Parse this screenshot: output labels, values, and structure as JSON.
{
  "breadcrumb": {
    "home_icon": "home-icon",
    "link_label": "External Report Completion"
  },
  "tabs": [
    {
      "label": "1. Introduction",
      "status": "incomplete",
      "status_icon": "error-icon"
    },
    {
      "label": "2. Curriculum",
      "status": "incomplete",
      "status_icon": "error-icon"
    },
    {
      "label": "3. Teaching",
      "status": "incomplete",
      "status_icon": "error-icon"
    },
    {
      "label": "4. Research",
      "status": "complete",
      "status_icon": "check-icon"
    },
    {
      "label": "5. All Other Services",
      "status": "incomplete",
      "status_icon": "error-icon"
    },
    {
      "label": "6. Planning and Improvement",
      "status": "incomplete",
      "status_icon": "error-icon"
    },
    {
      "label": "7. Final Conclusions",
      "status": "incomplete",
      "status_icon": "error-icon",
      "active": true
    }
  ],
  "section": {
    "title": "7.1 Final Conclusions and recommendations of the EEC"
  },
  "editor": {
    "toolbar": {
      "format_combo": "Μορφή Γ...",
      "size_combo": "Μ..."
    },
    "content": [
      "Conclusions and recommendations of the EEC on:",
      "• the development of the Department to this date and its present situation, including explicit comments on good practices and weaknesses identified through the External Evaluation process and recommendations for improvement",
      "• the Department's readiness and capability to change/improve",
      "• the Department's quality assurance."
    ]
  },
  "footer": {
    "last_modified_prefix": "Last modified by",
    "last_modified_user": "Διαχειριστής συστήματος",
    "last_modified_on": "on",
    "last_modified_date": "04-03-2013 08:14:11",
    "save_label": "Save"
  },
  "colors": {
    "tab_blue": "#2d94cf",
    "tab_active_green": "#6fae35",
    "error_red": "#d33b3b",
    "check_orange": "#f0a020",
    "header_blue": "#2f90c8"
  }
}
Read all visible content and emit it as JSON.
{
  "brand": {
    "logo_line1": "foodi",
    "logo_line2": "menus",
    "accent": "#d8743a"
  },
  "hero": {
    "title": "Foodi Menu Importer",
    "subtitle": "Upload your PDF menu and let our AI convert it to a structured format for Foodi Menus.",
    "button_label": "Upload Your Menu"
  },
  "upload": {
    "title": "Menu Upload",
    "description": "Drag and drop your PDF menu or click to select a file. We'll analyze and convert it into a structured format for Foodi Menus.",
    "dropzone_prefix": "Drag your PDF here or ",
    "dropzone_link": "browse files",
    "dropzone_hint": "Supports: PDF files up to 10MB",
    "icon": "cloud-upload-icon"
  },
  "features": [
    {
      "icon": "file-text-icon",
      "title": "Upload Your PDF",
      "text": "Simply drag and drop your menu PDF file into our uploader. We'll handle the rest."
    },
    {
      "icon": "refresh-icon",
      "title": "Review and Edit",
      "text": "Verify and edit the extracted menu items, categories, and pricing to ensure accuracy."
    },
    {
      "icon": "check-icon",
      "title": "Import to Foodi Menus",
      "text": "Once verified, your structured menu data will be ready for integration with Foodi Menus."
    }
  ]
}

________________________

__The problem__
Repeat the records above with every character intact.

__Reply__
Parse this screenshot: output labels, values, and structure as JSON.
{
  "breadcrumb": {
    "home_icon": "home-icon",
    "link_label": "External Report Completion"
  },
  "tabs": [
    {
      "label": "1. Introduction",
      "status": "incomplete",
      "status_icon": "error-icon"
    },
    {
      "label": "2. Curriculum",
      "status": "incomplete",
      "status_icon": "error-icon"
    },
    {
      "label": "3. Teaching",
      "status": "incomplete",
      "status_icon": "error-icon"
    },
    {
      "label": "4. Research",
      "status": "complete",
      "status_icon": "check-icon"
    },
    {
      "label": "5. All Other Services",
      "status": "incomplete",
      "status_icon": "error-icon"
    },
    {
      "label": "6. Planning and Improvement",
      "status": "incomplete",
      "status_icon": "error-icon"
    },
    {
      "label": "7. Final Conclusions",
      "status": "incomplete",
      "status_icon": "error-icon",
      "active": true
    }
  ],
  "section": {
    "title": "7.1 Final Conclusions and recommendations of the EEC"
  },
  "editor": {
    "toolbar": {
      "format_combo": "Μορφή Γ...",
      "size_combo": "Μ..."
    },
    "content": [
      "Conclusions and recommendations of the EEC on:",
      "• the development of the Department to this date and its present situation, including explicit comments on good practices and weaknesses identified through the External Evaluation process and recommendations for improvement",
      "• the Department's readiness and capability to change/improve",
      "• the Department's quality assurance."
    ]
  },
  "footer": {
    "last_modified_prefix": "Last modified by",
    "last_modified_user": "Διαχειριστής συστήματος",
    "last_modified_on": "on",
    "last_modified_date": "04-03-2013 08:14:11",
    "save_label": "Save"
  },
  "colors": {
    "tab_blue": "#2d94cf",
    "tab_active_green": "#6fae35",
    "error_red": "#d33b3b",
    "check_orange": "#f0a020",
    "header_blue": "#2f90c8"
  }
}
Read all visible content and emit it as JSON.
{
  "brand": {
    "logo_line1": "foodi",
    "logo_line2": "menus",
    "accent": "#d8743a"
  },
  "hero": {
    "title": "Foodi Menu Importer",
    "subtitle": "Upload your PDF menu and let our AI convert it to a structured format for Foodi Menus.",
    "button_label": "Upload Your Menu"
  },
  "upload": {
    "title": "Menu Upload",
    "description": "Drag and drop your PDF menu or click to select a file. We'll analyze and convert it into a structured format for Foodi Menus.",
    "dropzone_prefix": "Drag your PDF here or ",
    "dropzone_link": "browse files",
    "dropzone_hint": "Supports: PDF files up to 10MB",
    "icon": "cloud-upload-icon"
  },
  "features": [
    {
      "icon": "file-text-icon",
      "title": "Upload Your PDF",
      "text": "Simply drag and drop your menu PDF file into our uploader. We'll handle the rest."
    },
    {
      "icon": "refresh-icon",
      "title": "Review and Edit",
      "text": "Verify and edit the extracted menu items, categories, and pricing to ensure accuracy."
    },
    {
      "icon": "check-icon",
      "title": "Import to Foodi Menus",
      "text": "Once verified, your structured menu data will be ready for integration with Foodi Menus."
    }
  ]
}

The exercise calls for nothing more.